- “Flat land” theory (currently most widely accepted): In his 1936 study of placenames, the author Kunio Yanagitastates that “the topographical feature of an area of relatively gentle gradient on the side of a mountain, which is called taira in eastern Japan and hae in the south of Kyushu, is called naru in the Chūgoku region and Shikoku(central Japan). This word gives rise to the verb narasu, adverb narashi, and adjective narushi.” This is supported by entries in a dialect dictionary for nouns referring to flat areas: naru (found in Aida District, Okayama Prefecture and Ketaka District, Tottori Prefecture) and naro (found in Kōchi Prefecture); and also by an adjective narui which is not standard Japanese, but is found all across central Japan, with meanings of “gentle”, “gently sloping”, or “easy”. Yanagita further comments that the way in which the fact that so many of these placenames are written using the character 平 (“flat”), or other characters in which it is an element, demonstrates the validity of this theory. Citing a 1795 document, Inaba-shi (因幡志?) from the province of Inaba, the eastern part of modern Tottori, as indicating the reading naruji for the word 平地 (standard reading heichi, meaning “level/flat ground/land/country, a plain”), Yanagita suggests that naruji would have been used as a common noun there until the modern period. Of course, the fact that historically “Nara” was also written 平 or 平城 as above is further support for this theory.
- The idea that Nara is derived from 楢 nara (Japanese for “oak, deciduous Quercus spp.”) is the next most common opinion. This idea was suggested by a linguist, Yoshida Togo. This noun for the plant can be seen as early as inMan’yōshū (7-8th century) and Harima-no-kuni Fudoki (715). The latter book states the place name Narahara inHarima (around present-day Kasai) derives from this nara tree, which might support Yoshida’s theory. Note that the name of the nearby city of Kashihara (literally “live oak plain”) contains a semantically similar morpheme (Japanese 橿 kashi “live oak, evergreen Quercus spp.”).

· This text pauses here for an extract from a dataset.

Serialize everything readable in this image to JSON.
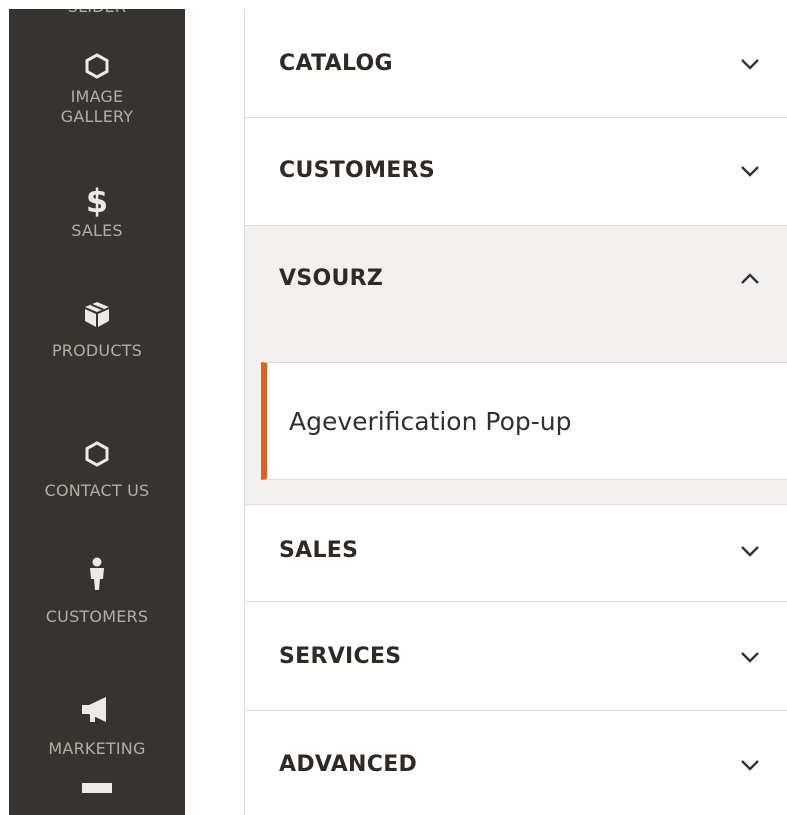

- Then, there is the idea that Nara is a loan word from Korean nara (나라 : country, nation, kingdom). This idea was put forward by a linguist Matsuoka Shizuo. However, almost nothing about the Old Korean language is known today. The first written attestation of a word ancestral to Modern Korean nara is as late as the 15th century, such as in Yongbieocheonga(1447), Wolinseokbo (月印釋譜. 1459), or Beophwagyeongeonhae (法華經諺解. 1463), and there is no evidence that proves the word already existed as far back as the 7th century. These 15th-century books used narah (나랗), an old form of nara in Korean, and its older form might be reconstructed *narak. Americanlinguist Christopher I. Beckwith infers the Korean narak derives from the late Middle Old Chinese 壌 (*nrak, earth), from early *narak, and has no connection with Goguryoic and Japanese na. (See also the next theory.) Kusuhara et al. also points out this hypothesis cannot account for the fact there are lots of places named Nara, Naru and Naro besides this Nara.
- There is the idea that Nara is akin to Tungusic na. In some Tungusic languages such as Orok (and likelyGoguryeo language), na means earth, land or the like. Some have speculated about a connection between these Tungusic words and Old Japanese nawi, an archaic and somewhat obscure word that appears in the verb phrasesnawi furu and nawi yoru (‘an earthquake occurs, to have an earthquake’).
The “Flat land” theory is adopted by Nihon Kokugo Daijiten (the largest dictionary of Japanese language), various dictionaries for place names, history books on Nara and the like today, and it is regarded as the most likely.